:: What to do ::
Which lines in the records below contain the word "JSON"? Copy each of them.

(Material provided begins)

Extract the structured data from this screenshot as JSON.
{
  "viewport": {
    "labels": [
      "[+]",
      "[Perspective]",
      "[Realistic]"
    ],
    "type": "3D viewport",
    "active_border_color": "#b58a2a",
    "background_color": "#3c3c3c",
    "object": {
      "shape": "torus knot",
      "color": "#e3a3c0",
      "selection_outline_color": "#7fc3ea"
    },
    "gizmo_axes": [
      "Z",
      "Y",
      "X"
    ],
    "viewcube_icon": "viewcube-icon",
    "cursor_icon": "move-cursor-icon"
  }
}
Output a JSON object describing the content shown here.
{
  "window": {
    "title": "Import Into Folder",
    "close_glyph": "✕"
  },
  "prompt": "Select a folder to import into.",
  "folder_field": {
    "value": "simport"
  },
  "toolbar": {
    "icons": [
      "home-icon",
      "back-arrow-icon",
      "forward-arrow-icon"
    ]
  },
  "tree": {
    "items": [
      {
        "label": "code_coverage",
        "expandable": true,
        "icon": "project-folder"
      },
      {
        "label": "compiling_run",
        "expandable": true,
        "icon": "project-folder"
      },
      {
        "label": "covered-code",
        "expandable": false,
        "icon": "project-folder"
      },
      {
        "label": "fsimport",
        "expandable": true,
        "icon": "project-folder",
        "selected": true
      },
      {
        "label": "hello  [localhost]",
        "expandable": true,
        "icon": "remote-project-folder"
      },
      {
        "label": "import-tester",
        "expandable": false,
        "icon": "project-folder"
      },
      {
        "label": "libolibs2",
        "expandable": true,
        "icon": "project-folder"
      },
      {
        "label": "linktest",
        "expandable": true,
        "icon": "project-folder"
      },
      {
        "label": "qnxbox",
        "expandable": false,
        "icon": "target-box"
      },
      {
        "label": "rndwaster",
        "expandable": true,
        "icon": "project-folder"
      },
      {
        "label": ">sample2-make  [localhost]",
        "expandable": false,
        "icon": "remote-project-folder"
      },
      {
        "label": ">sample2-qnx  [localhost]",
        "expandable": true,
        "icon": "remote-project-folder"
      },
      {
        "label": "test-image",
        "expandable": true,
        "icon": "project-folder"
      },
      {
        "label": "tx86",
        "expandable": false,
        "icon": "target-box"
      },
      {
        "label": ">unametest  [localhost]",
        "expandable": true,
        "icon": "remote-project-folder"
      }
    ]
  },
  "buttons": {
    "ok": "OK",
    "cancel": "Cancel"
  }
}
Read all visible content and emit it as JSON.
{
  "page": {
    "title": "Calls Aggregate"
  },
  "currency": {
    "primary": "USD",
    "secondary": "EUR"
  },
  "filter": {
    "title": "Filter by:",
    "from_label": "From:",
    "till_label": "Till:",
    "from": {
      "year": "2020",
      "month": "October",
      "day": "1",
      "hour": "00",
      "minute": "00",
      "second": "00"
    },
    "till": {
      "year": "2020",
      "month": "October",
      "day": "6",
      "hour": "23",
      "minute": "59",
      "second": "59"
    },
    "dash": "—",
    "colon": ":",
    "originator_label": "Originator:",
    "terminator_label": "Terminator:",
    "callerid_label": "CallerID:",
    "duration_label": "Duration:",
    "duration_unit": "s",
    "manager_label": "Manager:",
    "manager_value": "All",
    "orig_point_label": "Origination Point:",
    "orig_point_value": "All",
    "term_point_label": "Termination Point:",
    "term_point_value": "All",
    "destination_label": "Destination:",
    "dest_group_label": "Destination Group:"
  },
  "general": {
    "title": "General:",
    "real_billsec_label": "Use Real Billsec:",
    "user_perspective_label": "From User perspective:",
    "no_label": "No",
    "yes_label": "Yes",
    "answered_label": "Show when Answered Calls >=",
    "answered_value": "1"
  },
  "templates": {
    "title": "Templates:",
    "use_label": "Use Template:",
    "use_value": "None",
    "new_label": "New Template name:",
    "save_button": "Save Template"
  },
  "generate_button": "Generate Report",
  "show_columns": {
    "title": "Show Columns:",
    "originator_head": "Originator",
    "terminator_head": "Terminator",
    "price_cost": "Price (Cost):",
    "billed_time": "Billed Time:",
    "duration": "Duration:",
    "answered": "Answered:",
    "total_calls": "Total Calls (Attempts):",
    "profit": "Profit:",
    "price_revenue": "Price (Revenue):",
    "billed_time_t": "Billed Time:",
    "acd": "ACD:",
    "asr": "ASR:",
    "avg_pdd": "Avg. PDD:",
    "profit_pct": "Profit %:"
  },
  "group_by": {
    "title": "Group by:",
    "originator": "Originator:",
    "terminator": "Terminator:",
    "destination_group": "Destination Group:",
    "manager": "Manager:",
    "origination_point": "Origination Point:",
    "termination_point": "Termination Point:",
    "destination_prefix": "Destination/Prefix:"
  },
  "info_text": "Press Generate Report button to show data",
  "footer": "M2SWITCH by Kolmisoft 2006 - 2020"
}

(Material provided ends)

:: Response ::
Extract the structured data from this screenshot as JSON.
Output a JSON object describing the content shown here.
Read all visible content and emit it as JSON.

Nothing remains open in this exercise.